Bottom Line
Clearly, it is possible to continue receiving growth and income without being overly aggressive. By waiting for the markets to bring about attractive long-term valuations, dividend-oriented investors can realize some nice gains and enjoy consistent, strong dividends while they own the stock. When you put these two factors together, your overall return will be much higher compared to market averages.

Like the idea of combining consistent dividends with growth potential? See The Power Of Dividend Growth.

Related Articles
  1. Stock Analysis

    Analyzing Altria's Return on Equity (ROE) (MO)

    Learn about Altria Group's return on equity (ROE) and analyze net profit margin, asset turnover and financial leverage to determine what is causing its high ROE.
  2. Investing News

    Icahn's Bet on Cheniere Energy: Should You Follow?

    Investing legend Carl Icahn continues to lose money on Cheniere Energy, but he's increasing his stake. Should you follow his lead?
  3. Stock Analysis

    Analyzing Google's Return on Equity (ROE) (GOOGL)

    Learn about Alphabet's return on equity. How has its ROE changed over time, how does it compare to its peers and what factors are driving ROE for the company?
  4. Investing News

    Is Buffett's Bet on Oil Right for You? (XOM, PSX)

    Oil stocks are getting trounced, but Warren Buffett still likes one of them. Should you follow the leader?
  5. Investing News

    Chipotle Served with Criminal Probe

    Chipotle's beat muted expectations and got a clear bill from the CDC, but it now appears that an investigation into its E.coli breakout has expanded.
  6. Stock Analysis

    Analyzing Sprint Corp's Return on Equity (ROE) (S)

    Learn about Sprint's return on equity. Find out why its ROE is negative and how asset turnover and financial leverage impact ROE relative to Sprint's peers.
  7. Stock Analysis

    Why Alphabet is the Best of the 'FANGs' for 2016

    Alphabet just impressed the street, but is it the best FANG stock?
  8. Investing News

    A 2016 Outlook: What January 2009 Can Teach Us

    January 2009 and January 2016 were similar from an investment standpoint, but from a forward-looking perspective, they were very different.
  9. Mutual Funds & ETFs

    3 Vanguard Equity Fund Underperformers

    Discover three funds from Vanguard Group that consistently underperform their indexes. Learn how consistent most Vanguard low-fee funds are at matching their indexes.
  10. Investing News

    Alphabet Earnings Beat Expectations (GOOGL, AAPL)

    Alphabet's earnings crush analysts' expectations; now bigger than Apple?
  1. How do dividends affect retained earnings?

    When a company issues a cash dividend to its shareholders, the retained earnings listed on the balance sheet are reduced ... Read Full Answer >>
  2. What is the difference between called-up share capital and paid-up share capital?

    The difference between called-up share capital and paid-up share capital is investors have already paid in full for paid-up ... Read Full Answer >>
  3. Why would a corporation issue convertible bonds?

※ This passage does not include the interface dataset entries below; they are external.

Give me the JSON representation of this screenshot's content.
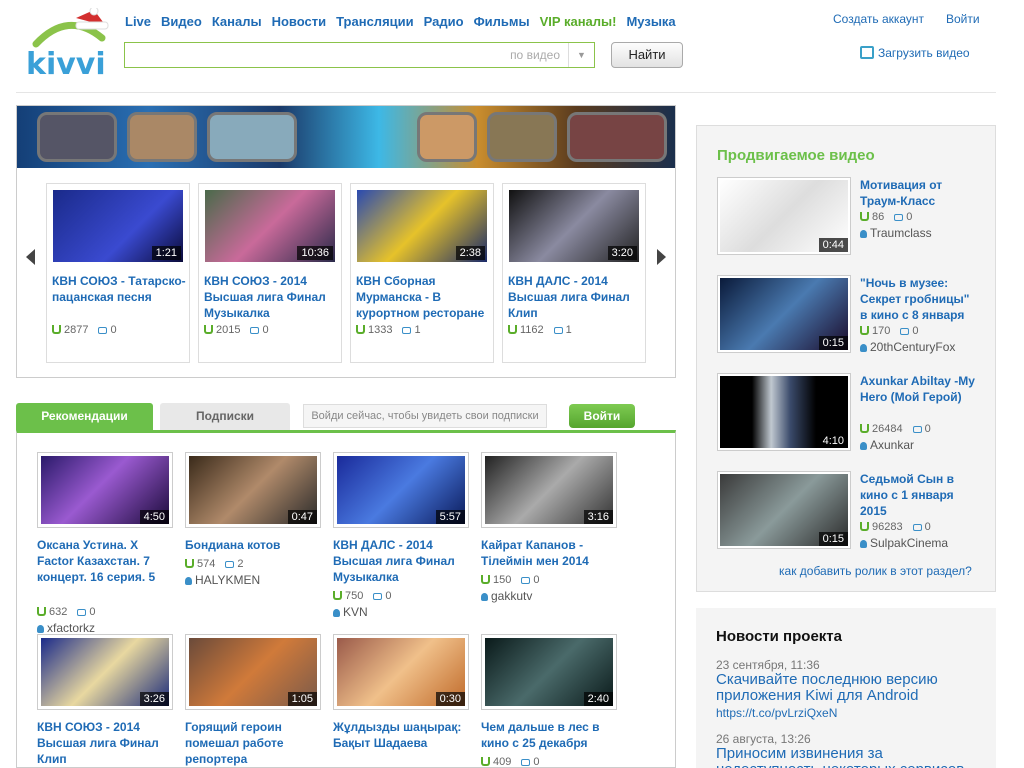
{
  "logo": {
    "text": "kivvi"
  },
  "nav": [
    "Live",
    "Видео",
    "Каналы",
    "Новости",
    "Трансляции",
    "Радио",
    "Фильмы",
    "VIP каналы!",
    "Музыка"
  ],
  "search": {
    "placeholder": "по видео",
    "button": "Найти"
  },
  "account": {
    "create": "Создать аккаунт",
    "login": "Войти",
    "upload": "Загрузить видео"
  },
  "carousel": [
    {
      "title": "КВН СОЮЗ - Татарско-пацанская песня",
      "duration": "1:21",
      "views": "2877",
      "comments": "0"
    },
    {
      "title": "КВН СОЮЗ - 2014 Высшая лига Финал Музыкалка",
      "duration": "10:36",
      "views": "2015",
      "comments": "0"
    },
    {
      "title": "КВН Сборная Мурманска - В курортном ресторане",
      "duration": "2:38",
      "views": "1333",
      "comments": "1"
    },
    {
      "title": "КВН ДАЛС - 2014 Высшая лига Финал Клип",
      "duration": "3:20",
      "views": "1162",
      "comments": "1"
    }
  ],
  "tabs": {
    "recommend": "Рекомендации",
    "subscriptions": "Подписки",
    "hint": "Войди сейчас, чтобы увидеть свои подписки",
    "login_button": "Войти"
  },
  "recommended": [
    {
      "title": "Оксана Устина. X Factor Казахстан. 7 концерт. 16 серия. 5",
      "duration": "4:50",
      "views": "632",
      "comments": "0",
      "author": "xfactorkz"
    },
    {
      "title": "Бондиана котов",
      "duration": "0:47",
      "views": "574",
      "comments": "2",
      "author": "HALYKMEN"
    },
    {
      "title": "КВН ДАЛС - 2014 Высшая лига Финал Музыкалка",
      "duration": "5:57",
      "views": "750",
      "comments": "0",
      "author": "KVN"
    },
    {
      "title": "Кайрат Капанов - Тілеймін мен 2014",
      "duration": "3:16",
      "views": "150",
      "comments": "0",
      "author": "gakkutv"
    },
    {
      "title": "КВН СОЮЗ - 2014 Высшая лига Финал Клип",
      "duration": "3:26",
      "views": "",
      "comments": "",
      "author": ""
    },
    {
      "title": "Горящий героин помешал работе репортера",
      "duration": "1:05",
      "views": "",
      "comments": "",
      "author": ""
    },
    {
      "title": "Жұлдызды шаңырақ: Бақыт Шадаева",
      "duration": "0:30",
      "views": "",
      "comments": "",
      "author": ""
    },
    {
      "title": "Чем дальше в лес в кино с 25 декабря",
      "duration": "2:40",
      "views": "409",
      "comments": "0",
      "author": ""
    }
  ],
  "promo": {
    "heading": "Продвигаемое видео",
    "items": [
      {
        "title": "Мотивация от Траум-Класс",
        "duration": "0:44",
        "views": "86",
        "comments": "0",
        "author": "Traumclass"
      },
      {
        "title": "\"Ночь в музее: Секрет гробницы\" в кино с 8 января",
        "duration": "0:15",
        "views": "170",
        "comments": "0",
        "author": "20thCenturyFox"
      },
      {
        "title": "Axunkar Abiltay -My Hero (Мой Герой)",
        "duration": "4:10",
        "views": "26484",
        "comments": "0",
        "author": "Axunkar"
      },
      {
        "title": "Седьмой Сын в кино с 1 января 2015",
        "duration": "0:15",
        "views": "96283",
        "comments": "0",
        "author": "SulpakCinema"
      }
    ],
    "how_add": "как добавить ролик в этот раздел?"
  },
  "news": {
    "heading": "Новости проекта",
    "items": [
      {
        "date": "23 сентября, 11:36",
        "title": "Скачивайте последнюю версию приложения Kiwi для Android",
        "url": "https://t.co/pvLrziQxeN"
      },
      {
        "date": "26 августа, 13:26",
        "title": "Приносим извинения за недоступность некоторых сервисов. Ведутся"
      }
    ]
  },
  "colors": {
    "accent_green": "#6cc04a",
    "link_blue": "#1f6bb5"
  }
}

    A convertible bond represents a hybrid security that has bond and equity features; this type of bond allows the conversion ... Read Full Answer >>
  4. How does additional paid in capital affect retained earnings?

    Both additional paid-in capital and retained earnings are entries under the shareholders' equity section of a company's balance ... Read Full Answer >>
  5. What types of capital are not considered share capital?

    The money a business uses to fund operations or growth is called capital, and there are a number of capital sources available. ... Read Full Answer >>
  6. What is the difference between issued share capital and subscribed share capital?

    The difference between subscribed share capital and issued share capital is the former relates to the amount of stock for ... Read Full Answer >>
Trading Center